Unlike the pear tree, however, we are not merely the victims of life’s cruel vagaries. We can make a difference — like Gregory Fredrick, a hotel engineer who just happened to remember he had fixed a shower bar in a handicapped woman’s room on the 5th floor of the Marriott at the World Trade Center. His recollection saved the life of Leigh, a wheel-chair bound woman with multiple sclerosis, and her mother Faye. They were trapped on their floor when the passenger elevators cut out. Using a freight elevator that still had power, Gregory’s thoughtfulness saved the lives of two women of whom he knew nothing but their first names. They would disappear into the chaos of that day, and he wouldn’t see them again for eight years. Gregory Fredrick would reflect to an interviewer years later, “Sometimes our calling is way beyond us, and that’s what happened to me. I happened to be at the right place. I don’t know what made me think about Leigh and Faye. But I thought about them. Meanwhile, I try to stay strong. It is important to live our lives to the fullest because we don’t know how long we have in this world.”
September 11, 2001 was a moment in time, one that will be remembered as a day of infamy. Time will continue to run its course, and as the years go by, the power of September 11th to inform our behavior will continue to diminish — much in the same way that December 7th, 1941 — another “day in infamy” — no longer has bearing on the actions of those born after the Japanese attack on Pearl Harbor. Such is human nature. It is perhaps a curse, but more likely a blessing, since the passage of time can heal us as well. We could scarcely continue to exist if we always lived in the presence of intense emotion or unbearable pain.
Rosh Hashanah, however, is timeless. It comes out of nowhere — unconnected to any particular date or event in history — to remind us that teshuvah is not the business of grand gestures and sweeping changes made in the heat of the moment, but is at the heart of making the mundane better as we bear in mind the stories that warn and teach us of life’s fragility. Said Rabbi Eliezer in Pirkei Avot, the Ethics of the Sages: “שׁוּב יוֹם אֶחָד לִפְנֵי מִיתָתָךְ — Repent one day before your death” (Avot 2:10). The Talmud objects, “But how does one know when will that be?” “Exactly the reason to start today,” is the answer (BT, Shabbat 153a).

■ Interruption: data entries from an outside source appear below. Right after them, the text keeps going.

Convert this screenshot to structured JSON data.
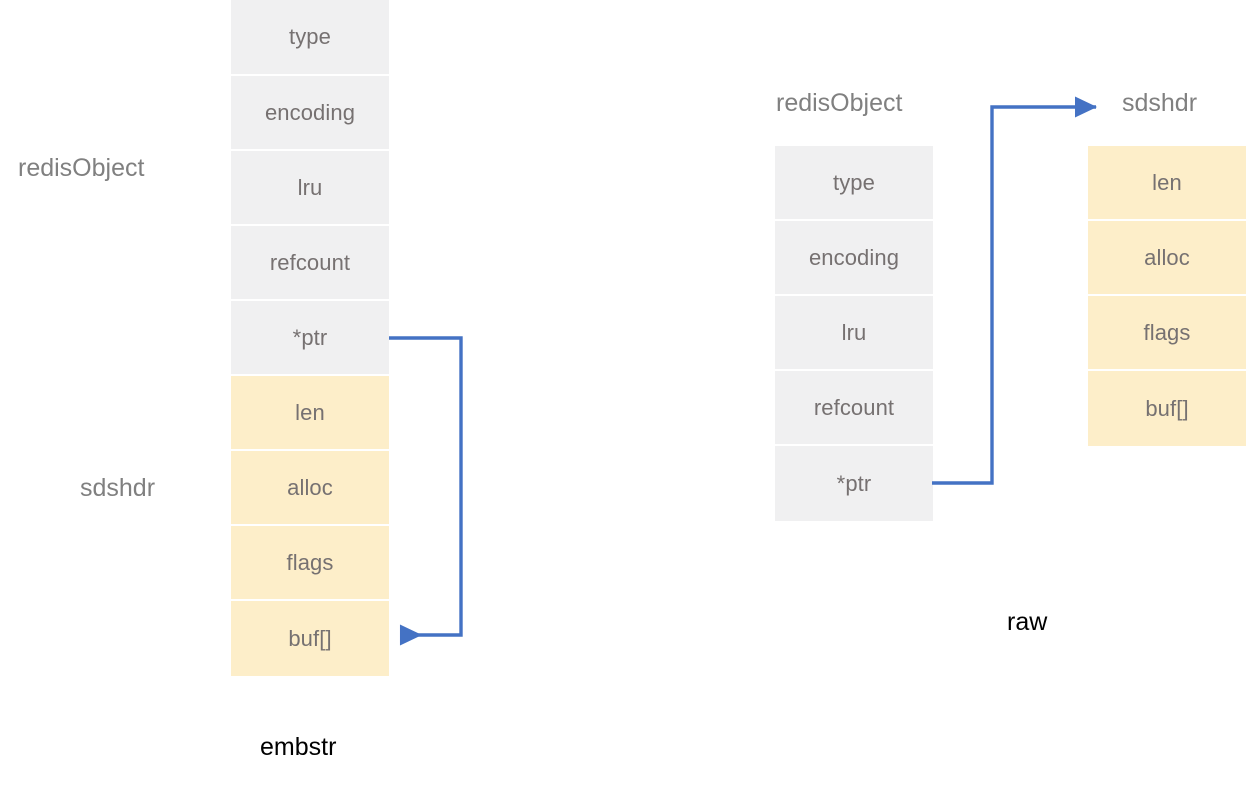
{
  "diagram": {
    "title_left": "redisObject",
    "title_left_sds": "sdshdr",
    "caption_embstr": "embstr",
    "caption_raw": "raw",
    "title_right_redis": "redisObject",
    "title_right_sds": "sdshdr",
    "colors": {
      "redis_field_bg": "#f0f0f1",
      "sds_field_bg": "#fdeec9",
      "field_text": "#767171",
      "label_text": "#808080",
      "caption_text": "#000000",
      "arrow": "#4472c4",
      "background": "#ffffff"
    }
  },
  "embstr_block": {
    "name": "embstr",
    "redis_fields": [
      {
        "label": "type"
      },
      {
        "label": "encoding"
      },
      {
        "label": "lru"
      },
      {
        "label": "refcount"
      },
      {
        "label": "*ptr"
      }
    ],
    "sds_fields": [
      {
        "label": "len"
      },
      {
        "label": "alloc"
      },
      {
        "label": "flags"
      },
      {
        "label": "buf[]"
      }
    ]
  },
  "raw_block": {
    "name": "raw",
    "redis_fields": [
      {
        "label": "type"
      },
      {
        "label": "encoding"
      },
      {
        "label": "lru"
      },
      {
        "label": "refcount"
      },
      {
        "label": "*ptr"
      }
    ],
    "sds_fields": [
      {
        "label": "len"
      },
      {
        "label": "alloc"
      },
      {
        "label": "flags"
      },
      {
        "label": "buf[]"
      }
    ]
  }
}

The night before the World Trade Center attack, I drove into New York City for a meeting and had dinner at a kosher restaurant two blocks from what would become ground zero twelve hours later. It was a clear and pleasant evening. Because I love skyscrapers I automatically looked up at the Twin Towers as I drove by; their commanding height and twinkling lights always invited a glance . . . a glance, but no more; these buildings were a permanent part of the skyline; landmarks to be taken for granted. If I only had known. . .
The suddenness and swiftness of tragedy, which impels us to live with urgency. . . that was the lesson we learned on September 11th, 2001, the day of. Rosh Hashanah, however, is the lesson of September 10th, 2001, the day before. The time when all was quiet and seemingly well. The time to change is now. For who know what waits in the wings of tomorrow? Who truly knows?